In his post-war memoir 'General Headquarters 1914-1916 and its Critical Decisions' General Von Falkenhayn identified the flaw in the German plan for Operation Gericht (the attack on Verdun); namely that the danger that as we got forward on the east bank of the Meuse we should come under a harassing, long-range flanking fire from the enemy artillery on the west bank was recognised. Despite this concern the initial attack at Verdun went in on the east bank only, and the risk apparently identified, soon turned in to reality. Opinions differ as to why the German Army didn't attack on both sides simultaneously but the answer would seem to be a desire to concentrate the attack on one axis and a degree of complacency about the strength of the French defences.
|The Mort Homme from Chattancourt (Phil Curme Collection)|
Sure enough as the German assault butted up against the forts on the right bank, the French artillery on the Mort Homme, the Cote de l'Oie and Cote 295 exacted a heavy toll on the attackers. Within a couple of weeks of the initial attack, the German planners realised that in order to make progress, it would be necessary to eliminate the French artillery on their western flank. The key to the Mort Homme was Cote 304 and from late March until May both hills were repeatedly attacked.
|The southern face of the Mort Homme (Phil Curme Collection)|
Using our trusty Michelin Guide 'Verdun and the battles for its possession' we left our hotel in the ideally situated town of Vacherauville and headed up towards the village of Chattancourt which sits just in front of the furthest point that the Germans advanced to during the battle - on the 24th May 1916. The top picture above shows the road up from the village to a French military cemetery (mainly containing North African troops). The French front line in May was on the edge of the tree line which can be seen just beyond the graves. A few hundred metres beyond the tree line is the high-point of the Mort Homme, now reputedly several metres lower than it was in 1916 due to the huge number of artillery strikes on the ridge. Indeed, if the nadir of the British experience during the First World War was Passchendaele in 1917 then the fight for the Mort Homme, eighteen months earlier might be considered the French equivalent.

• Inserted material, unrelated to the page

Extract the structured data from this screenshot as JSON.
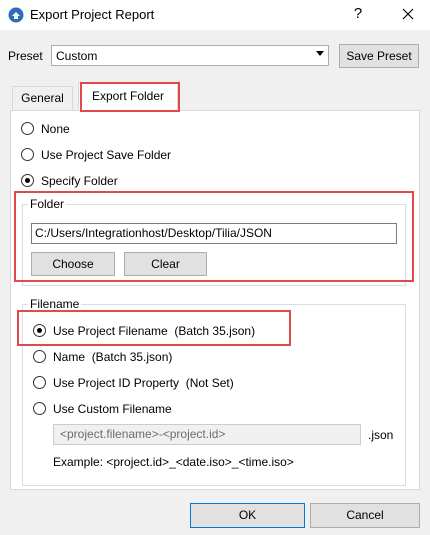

|The Iron Harvest - Mort Homme (Phil Curme Collection)|
|Fuses - Mort Homme (Phil Curme Collection)|
|Cote 304 - Then & Now (Phil Curme Collection)|
|They Shall Not Pass (Phil Curme collection)|